Similarly, for countries with a national reference laboratory for viral haemorrhagic fevers, the initial positive cases should also be sent to a WHO collaborating centre for confirmation.

Meanwhile, new Ebola research demonstrates that quick and forceful implementation of control interventions are necessary to control outbreaks and avoid far worse scenarios.

Researchers analyzed up-to-date epidemiological data of Ebola cases in Nigeria as of October 1, 2014, in order to estimate the case fatality rate, proportion of health care workers infected, transmission progression and impact of control interventions on the size of the epidemic.

Senior author of the research and associate professor in the School of Human Evolution and Social Change in the College of Liberal Arts and Sciences, Arizona State University, United States, Gerardo Chowell, said: “Rapid and forceful control measures are necessary as is demonstrated by the Nigerian success story. This is critically important for countries in the West African region that are not yet affected by the Ebola epidemic, as well as for countries in other regions of the world that risk importation of the disease.”

For the paper, “Transmission dynamics and control of Ebola Virus Disease (EVD) outbreak in Nigeria, July-September, 2014,” published  on Monday in Eurosurveillance, researchers used epidemic modeling to project the size of the outbreak in Nigeria if control interventions had been implemented during various time periods after the initial case and estimated how many cases had thus been prevented by early initiation of interventions.

Control measures enacted in Nigeria included all people showing Ebola symptoms being held in an isolation ward if they had contact with the initial case. Once Ebola was confirmed through testing, people with Ebola were moved to a treatment centre.

Asymptomatic individuals were separated from those showing symptoms and those who tested negative without symptoms were discharged.

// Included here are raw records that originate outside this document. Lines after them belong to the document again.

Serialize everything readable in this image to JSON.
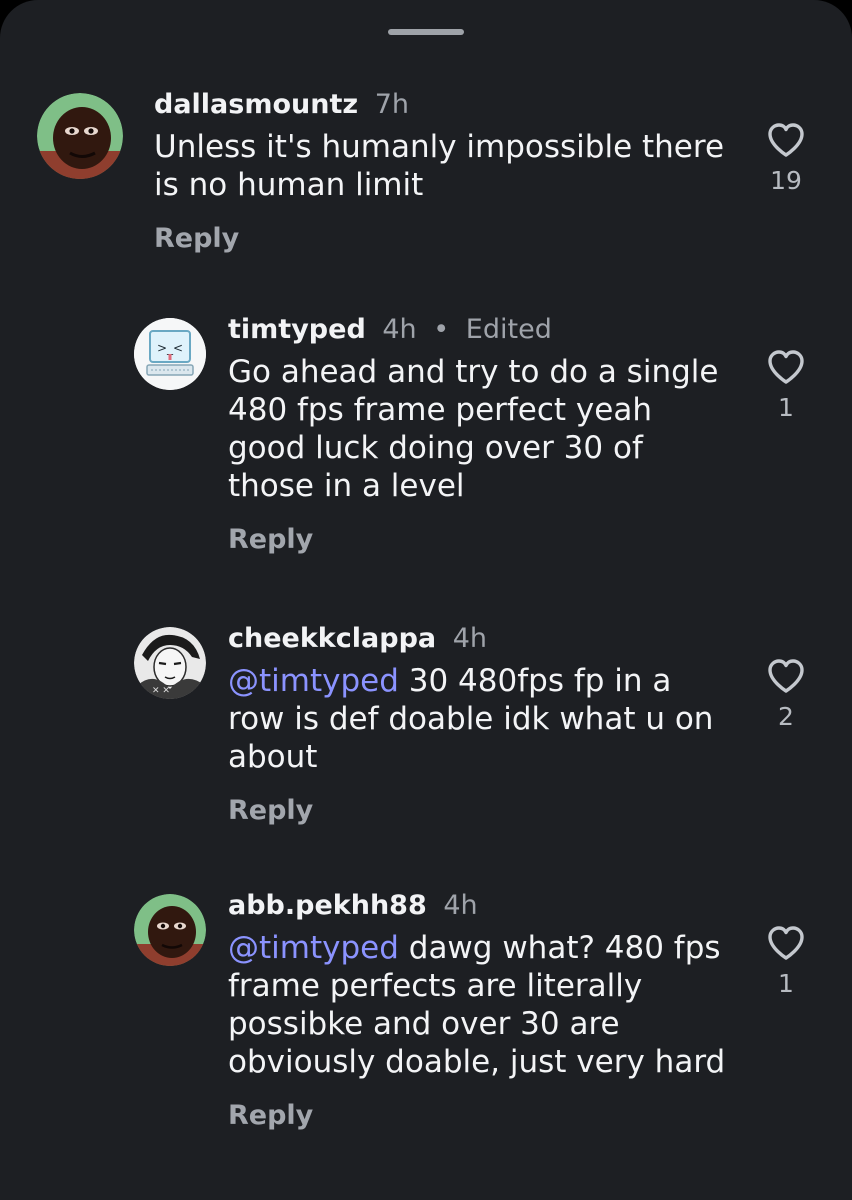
{
  "comments": [
    {
      "username": "dallasmountz",
      "time": "7h",
      "edited": "",
      "mention": "",
      "text": "Unless it's humanly impossible there is no human limit",
      "reply_label": "Reply",
      "likes": "19",
      "avatar": "avatar-photo-person"
    },
    {
      "username": "timtyped",
      "time": "4h",
      "edited": "Edited",
      "mention": "",
      "text": "Go ahead and try to do a single 480 fps frame perfect yeah good luck doing over 30 of those in a level",
      "reply_label": "Reply",
      "likes": "1",
      "avatar": "avatar-computer-face"
    },
    {
      "username": "cheekkclappa",
      "time": "4h",
      "edited": "",
      "mention": "@timtyped",
      "text": " 30 480fps fp in a row is def doable idk what u on about",
      "reply_label": "Reply",
      "likes": "2",
      "avatar": "avatar-anime-drawing"
    },
    {
      "username": "abb.pekhh88",
      "time": "4h",
      "edited": "",
      "mention": "@timtyped",
      "text": " dawg what? 480 fps frame perfects are literally possibke and over 30 are obviously doable, just very hard",
      "reply_label": "Reply",
      "likes": "1",
      "avatar": "avatar-photo-person"
    }
  ],
  "colors": {
    "background": "#1d1f23",
    "text": "#f3f4f6",
    "muted": "#9fa3aa",
    "mention": "#8b93ff"
  },
  "icons": {
    "like": "heart-outline-icon",
    "mention": "threads-at-icon"
  }
}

People who tested negative, but showed symptoms – fever, vomiting, sore throat and diarrhea – were observed and discharged after 21 days if they were free of symptoms, while being kept apart from people who tested positive for the disease.

A senior scientist and lead author of the study at the University of Pretoria, South Africa, Folorunso Oludayo Fasina, said: “The swift control of the outbreak in Nigeria was likely facilitated by early detection of the initial case in combination with intense tracing efforts of all subsequent contacts that the person had after developing Ebola.

“By contrast, the initial outbreak in Guinea remained undetected for several weeks, facilitating the spread of the virus to Sierra Leone and Liberia where the inability to track and contain infectious individuals compounded the situation and resulted in an uncontrolled epidemic.”

Besides, according to the Centers for Disease Control and Prevention (CDC) a second health worker in Dallas, United States, has tested positive for Ebola.

The news comes after officials announced the first-ever case of Ebola transmission in the United States on Sunday involving Nina Pham, a 26-year-old nurse who cared for the Liberian patient who died from Ebola in Dallas. Pham is in isolation and remains in good condition.

The second health worker to become infected also contracted the virus while caring for Liberian Thomas Eric Duncan at Texas Health Presbyterian.

“The patient was isolated after an initial report of a fever and remains so now,” the CDC said in a statement. Confirmation testing is being done, the health worker is being monitored for symptoms, and the CDC is following up with the patient’s contacts.

“As we have said before,” the CDC statement read, “because of our ongoing investigation, it is not unexpected that there would be additional exposures.”